Changes in second-line regimen durability and continuity of care in relation to national ART guideline changes in South Africa

By  Dr Dorina Onoya  Alana Brennan  Rebecca Berhanu  Liudmyla van der Berg  Thulasizwe Buthelezi  Matthew Fox  |  | 

Introduction: Little is known about the impact of antiretroviral therapy (ART) guideline changes on the durability of second-line ART and continuity of care. This study examines predictors of early drug substitutions and treatment interruptions using a cohort analysis of HIV positive adults switched to second-line ART between January 2004 and September 2013 in Johannesburg, South Africa.

Methods: The main outcomes were having a drug substitution or treatment interruption in the first 24 months on second-line ART. Kaplan Meiers analyses and Cox proportional hazards regression were used to identify predictors of drug substitutions and treatment interruptions.

Results: Of 3028 patients on second-line ART, 353 (11.7%) had a drug substitution (8.6 per 100PY, 95% CI: 7.8–9.6) and 260 (8.6%) had a treatment interruption (6.3 per 100PY, 95% CI: 5.6–7.1). While treatment interruptions decreased from 32.5 per 100PY for the 2004 cohort to 2.3 per 100PY for the 2013 cohort, the rates of drug substitutions steadily increased, peaking at an incidence of 26.7 per 100PY for the 2009 cohort and then decreased to 4.2 per 100PY in the 2011 cohort.
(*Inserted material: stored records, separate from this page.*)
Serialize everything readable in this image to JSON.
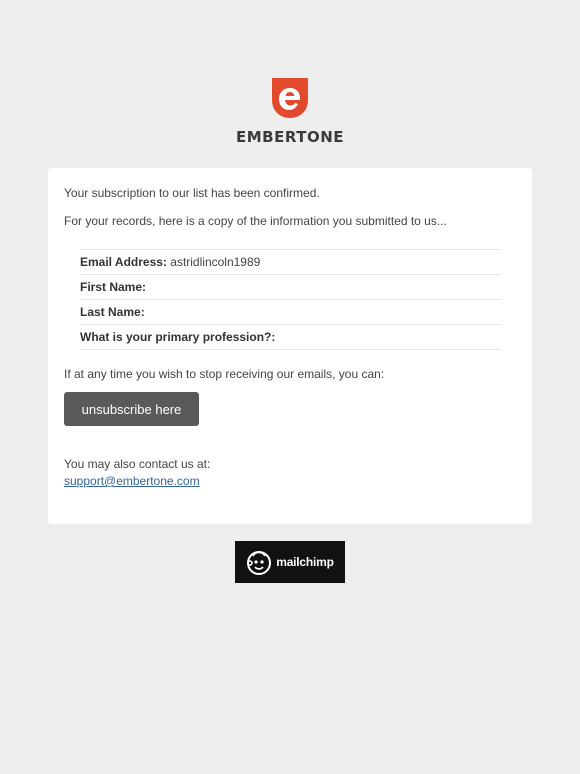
{
  "brand": {
    "name": "EMBERTONE",
    "logo_icon": "embertone-e-logo-icon",
    "logo_color": "#e24a2e"
  },
  "card": {
    "confirmation_text": "Your subscription to our list has been confirmed.",
    "records_text": "For your records, here is a copy of the information you submitted to us...",
    "fields": [
      {
        "label": "Email Address:",
        "value": "astridlincoln1989"
      },
      {
        "label": "First Name:",
        "value": ""
      },
      {
        "label": "Last Name:",
        "value": ""
      },
      {
        "label": "What is your primary profession?:",
        "value": ""
      }
    ],
    "unsubscribe_prompt": "If at any time you wish to stop receiving our emails, you can:",
    "unsubscribe_button": "unsubscribe here",
    "contact_text": "You may also contact us at:",
    "support_email": "support@embertone.com"
  },
  "footer": {
    "badge_text": "mailchimp",
    "badge_icon": "mailchimp-freddie-icon"
  }
}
Compared to the 2004 to 2008 cohorts, the hazard of early drug substitutions was highest among patients switched to AZT + ddI + LPVr in 2009 to 2010 (aHR 5.1, 95% CI: 3.4–7.1) but remained low over time among patients switched to TDF + 3TC/FTC + LPVr or AZT/ABC + 3TC + LPVr. The main common predictor of both treatment interruption and drug substitution was drug toxicity.

Conclusions: Our results show a rapid transition between 2004 and 2010 ART guidelines and concurrent improvements in continuity of care among second-line ART patients. Drug toxicity reporting and monitoring systems need improvements to inform timely regimen changes and ensure that patients remain in care. However, reasons for drug substitutions should be closely monitored to ensure that patients do not run out of treatment options in the future.

Publication details

Journal of the International AIDS Society